Zantedeschia (Calla Lily) History
The name Zantedeschia was first established in 1826 by Sprengel, but other commonly used names for this species such as Calla and Aroides have been used for at least 400 years.
There are two important groups in this genus.
Zantedeschia aethiopica - the winter flowering varieties such as the common white arum, Green Goddess and Z. odorata. These are characterised by shiny green leaves that do not die down in winter.
This group flowers right through winter to late spring and produces a rhizome.
Summer flowering Zantedeschia - these are made up of five original remaining species in which the leaves die completely down in winter and flower during the summer months:
It is from these five species that the full range of new colour hybrids have been developed. The tuber or bulb from this group is quite distinctly different from the rhizome of the winter flowering Z. aethiopica.
Zantedeschia (Calla Lily) Habitat
The genus Zantedeschia naturally occurs in the African continent and is most common in the Southern African States including the Cape Province, Lesotho, Natal, Orange Free State, Swaziland and Transvaal.
They are also found further North in Angola, Kenya, Malawi, Zambia, Zimbabwe and Nigeria. The natural habitat of the summer flowering varieties is a warm temperate climate with rain fall mainly occurring in the Winter.
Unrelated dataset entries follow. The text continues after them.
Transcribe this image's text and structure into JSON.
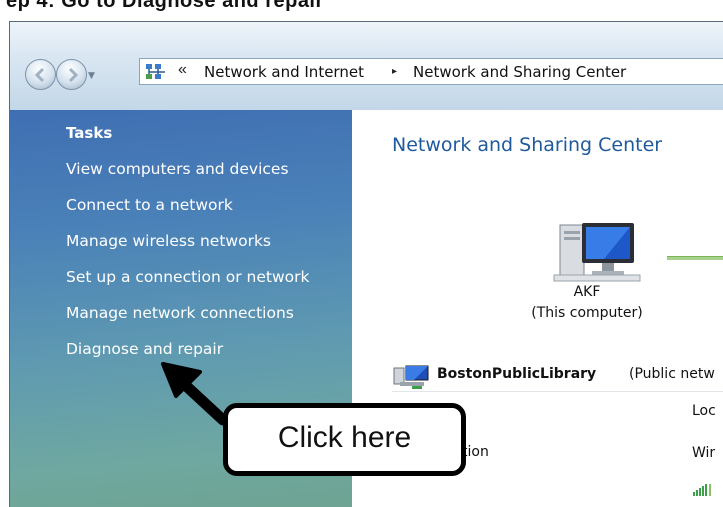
{
  "header_fragment": "ep 4: Go to Diagnose and repair",
  "address_bar": {
    "overflow_chevrons": "«",
    "crumbs": [
      "Network and Internet",
      "Network and Sharing Center"
    ],
    "separator": "▸"
  },
  "sidebar": {
    "heading": "Tasks",
    "items": [
      {
        "label": "View computers and devices"
      },
      {
        "label": "Connect to a network"
      },
      {
        "label": "Manage wireless networks"
      },
      {
        "label": "Set up a connection or network"
      },
      {
        "label": "Manage network connections"
      },
      {
        "label": "Diagnose and repair"
      }
    ]
  },
  "main": {
    "title": "Network and Sharing Center",
    "computer": {
      "name": "AKF",
      "subtitle": "(This computer)"
    },
    "network": {
      "name": "BostonPublicLibrary",
      "type": "(Public netw"
    },
    "fields": {
      "access_label_fragment": "tion",
      "location_fragment": "Loc",
      "connection_fragment": "Wir"
    }
  },
  "callout": {
    "text": "Click here"
  },
  "colors": {
    "sidebar_top": "#3f6fb3",
    "sidebar_bottom": "#6ea392",
    "title_blue": "#1e5a9c",
    "sidebar_text": "#ffffff"
  },
  "icons": {
    "back": "back-arrow-icon",
    "forward": "forward-arrow-icon",
    "network_folder": "network-folder-icon",
    "computer": "computer-icon",
    "network": "network-icon",
    "signal": "signal-bars-icon"
  }
}
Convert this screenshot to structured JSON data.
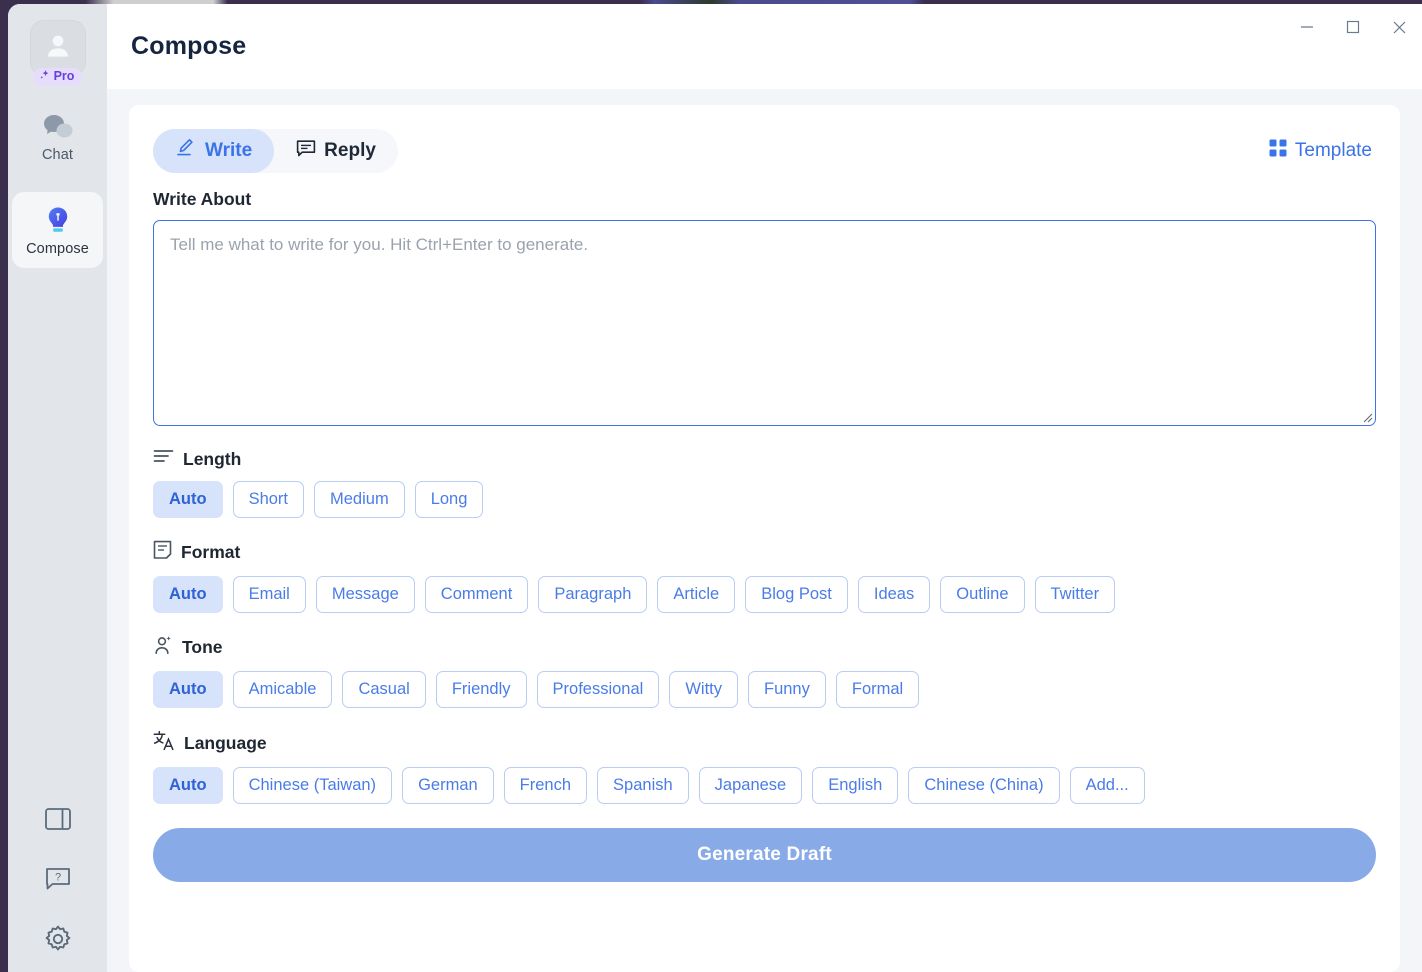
{
  "window": {
    "title": "Compose",
    "controls": [
      {
        "name": "minimize",
        "glyph": "minimize-icon"
      },
      {
        "name": "maximize",
        "glyph": "maximize-icon"
      },
      {
        "name": "close",
        "glyph": "close-icon"
      }
    ]
  },
  "sidebar": {
    "avatar": {
      "icon": "user-avatar-icon",
      "badge": "Pro",
      "badge_icon": "sparkle-icon"
    },
    "items": [
      {
        "label": "Chat",
        "icon": "chat-bubbles-icon",
        "active": false
      },
      {
        "label": "Compose",
        "icon": "lightbulb-icon",
        "active": true
      }
    ],
    "bottom": [
      {
        "icon": "sidebar-panel-icon"
      },
      {
        "icon": "help-question-icon"
      },
      {
        "icon": "gear-icon"
      }
    ]
  },
  "compose": {
    "modes": [
      {
        "label": "Write",
        "icon": "write-pen-icon",
        "active": true
      },
      {
        "label": "Reply",
        "icon": "reply-bubble-icon",
        "active": false
      }
    ],
    "template_label": "Template",
    "template_icon": "grid-icon",
    "write_about_label": "Write About",
    "textarea_value": "",
    "textarea_placeholder": "Tell me what to write for you. Hit Ctrl+Enter to generate.",
    "groups": [
      {
        "title": "Length",
        "icon": "lines-icon",
        "options": [
          "Auto",
          "Short",
          "Medium",
          "Long"
        ],
        "selected": "Auto"
      },
      {
        "title": "Format",
        "icon": "document-icon",
        "options": [
          "Auto",
          "Email",
          "Message",
          "Comment",
          "Paragraph",
          "Article",
          "Blog Post",
          "Ideas",
          "Outline",
          "Twitter"
        ],
        "selected": "Auto"
      },
      {
        "title": "Tone",
        "icon": "person-sparkle-icon",
        "options": [
          "Auto",
          "Amicable",
          "Casual",
          "Friendly",
          "Professional",
          "Witty",
          "Funny",
          "Formal"
        ],
        "selected": "Auto"
      },
      {
        "title": "Language",
        "icon": "translate-icon",
        "options": [
          "Auto",
          "Chinese (Taiwan)",
          "German",
          "French",
          "Spanish",
          "Japanese",
          "English",
          "Chinese (China)",
          "Add..."
        ],
        "selected": "Auto"
      }
    ],
    "generate_label": "Generate Draft"
  },
  "colors": {
    "accent": "#3b73e8",
    "chip_selected_bg": "#d7e3fa",
    "generate_bg": "#88abe8",
    "sidebar_bg": "#e2e6ea",
    "pro_purple": "#6741d9"
  }
}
Conversely the Z.aethiopica group is more commonly found in regions of summer rain fall, the plants often occurring in wet land areas.